(Extracted information begins)
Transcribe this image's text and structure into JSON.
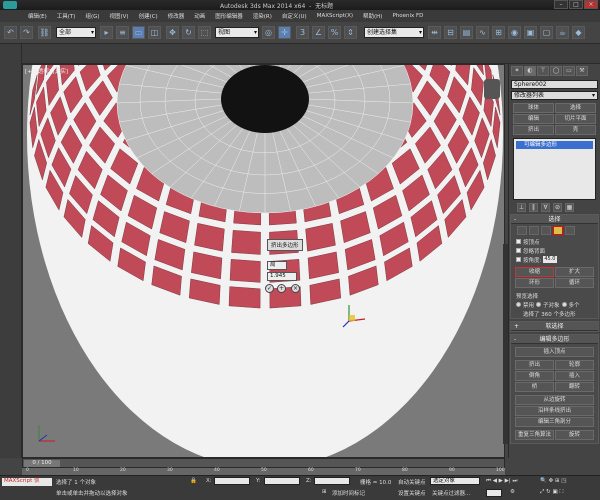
{
  "window": {
    "title": "Autodesk 3ds Max  2014 x64",
    "file": "无标题"
  },
  "menu": [
    "编辑(E)",
    "工具(T)",
    "组(G)",
    "视图(V)",
    "创建(C)",
    "修改器",
    "动画",
    "图形编辑器",
    "渲染(R)",
    "自定义(U)",
    "MAXScript(X)",
    "帮助(H)",
    "Phoenix FD"
  ],
  "toolbar": {
    "filter_select": "全部",
    "coord_select": "视图",
    "selection_set_select": "创建选择集"
  },
  "viewport": {
    "label": "[+] [透视] [真实]",
    "caddy": {
      "title": "挤出多边形",
      "type_value": "局",
      "height_value": "1.945"
    }
  },
  "command_panel": {
    "object_name": "Sphere002",
    "modifier_list": "修改器列表",
    "buttons": [
      "球体",
      "选择",
      "编辑",
      "切片平面",
      "挤出",
      "壳"
    ],
    "stack_item": "可编辑多边形",
    "selection_rollout": {
      "title": "选择",
      "by_vertex": "按顶点",
      "ignore_backfacing": "忽略背面",
      "by_angle": "按角度:",
      "by_angle_value": "45.0",
      "shrink": "收缩",
      "grow": "扩大",
      "ring": "环形",
      "loop": "循环",
      "preview_title": "预览选择",
      "preview_off": "禁用",
      "preview_subobj": "子对象",
      "preview_multi": "多个",
      "status": "选择了 360 个多边形"
    },
    "soft_selection": "软选择",
    "edit_polygons": {
      "title": "编辑多边形",
      "insert_vertex": "插入顶点",
      "extrude": "挤出",
      "outline": "轮廓",
      "bevel": "倒角",
      "inset": "插入",
      "bridge": "桥",
      "flip": "翻转",
      "hinge": "从边旋转",
      "extrude_along_spline": "沿样条线挤出",
      "edit_triangulation": "编辑三角剖分",
      "retriangulate": "重复三角算法",
      "turn": "旋转"
    }
  },
  "timeline": {
    "slider": "0 / 100",
    "ticks": [
      "0",
      "10",
      "20",
      "30",
      "40",
      "50",
      "60",
      "70",
      "80",
      "90",
      "100"
    ]
  },
  "status": {
    "maxscript": "MAXScript 侦",
    "message1": "选择了 1 个对象",
    "message2": "单击或单击并拖动以选择对象",
    "x_label": "X:",
    "y_label": "Y:",
    "z_label": "Z:",
    "grid": "栅格 = 10.0",
    "auto_key": "自动关键点",
    "selected": "选定对象",
    "set_key": "设置关键点",
    "key_filters": "关键点过滤器...",
    "add_time_tag": "添加时间标记"
  },
  "colors": {
    "face_red": "#c04a58",
    "wire_white": "#f2f2f2",
    "sphere_gray": "#bdbdbd",
    "viewport_bg": "#7a7a7a"
  }
}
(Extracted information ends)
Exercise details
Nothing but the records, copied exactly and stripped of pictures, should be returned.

Response to this exercise
Transcribe this image's text and structure into JSON.
{
  "window": {
    "title": "Autodesk 3ds Max  2014 x64",
    "file": "无标题"
  },
  "menu": [
    "编辑(E)",
    "工具(T)",
    "组(G)",
    "视图(V)",
    "创建(C)",
    "修改器",
    "动画",
    "图形编辑器",
    "渲染(R)",
    "自定义(U)",
    "MAXScript(X)",
    "帮助(H)",
    "Phoenix FD"
  ],
  "toolbar": {
    "filter_select": "全部",
    "coord_select": "视图",
    "selection_set_select": "创建选择集"
  },
  "viewport": {
    "label": "[+] [透视] [真实]",
    "caddy": {
      "title": "挤出多边形",
      "type_value": "局",
      "height_value": "1.945"
    }
  },
  "command_panel": {
    "object_name": "Sphere002",
    "modifier_list": "修改器列表",
    "buttons": [
      "球体",
      "选择",
      "编辑",
      "切片平面",
      "挤出",
      "壳"
    ],
    "stack_item": "可编辑多边形",
    "selection_rollout": {
      "title": "选择",
      "by_vertex": "按顶点",
      "ignore_backfacing": "忽略背面",
      "by_angle": "按角度:",
      "by_angle_value": "45.0",
      "shrink": "收缩",
      "grow": "扩大",
      "ring": "环形",
      "loop": "循环",
      "preview_title": "预览选择",
      "preview_off": "禁用",
      "preview_subobj": "子对象",
      "preview_multi": "多个",
      "status": "选择了 360 个多边形"
    },
    "soft_selection": "软选择",
    "edit_polygons": {
      "title": "编辑多边形",
      "insert_vertex": "插入顶点",
      "extrude": "挤出",
      "outline": "轮廓",
      "bevel": "倒角",
      "inset": "插入",
      "bridge": "桥",
      "flip": "翻转",
      "hinge": "从边旋转",
      "extrude_along_spline": "沿样条线挤出",
      "edit_triangulation": "编辑三角剖分",
      "retriangulate": "重复三角算法",
      "turn": "旋转"
    }
  },
  "timeline": {
    "slider": "0 / 100",
    "ticks": [
      "0",
      "10",
      "20",
      "30",
      "40",
      "50",
      "60",
      "70",
      "80",
      "90",
      "100"
    ]
  },
  "status": {
    "maxscript": "MAXScript 侦",
    "message1": "选择了 1 个对象",
    "message2": "单击或单击并拖动以选择对象",
    "x_label": "X:",
    "y_label": "Y:",
    "z_label": "Z:",
    "grid": "栅格 = 10.0",
    "auto_key": "自动关键点",
    "selected": "选定对象",
    "set_key": "设置关键点",
    "key_filters": "关键点过滤器...",
    "add_time_tag": "添加时间标记"
  },
  "colors": {
    "face_red": "#c04a58",
    "wire_white": "#f2f2f2",
    "sphere_gray": "#bdbdbd",
    "viewport_bg": "#7a7a7a"
  }
}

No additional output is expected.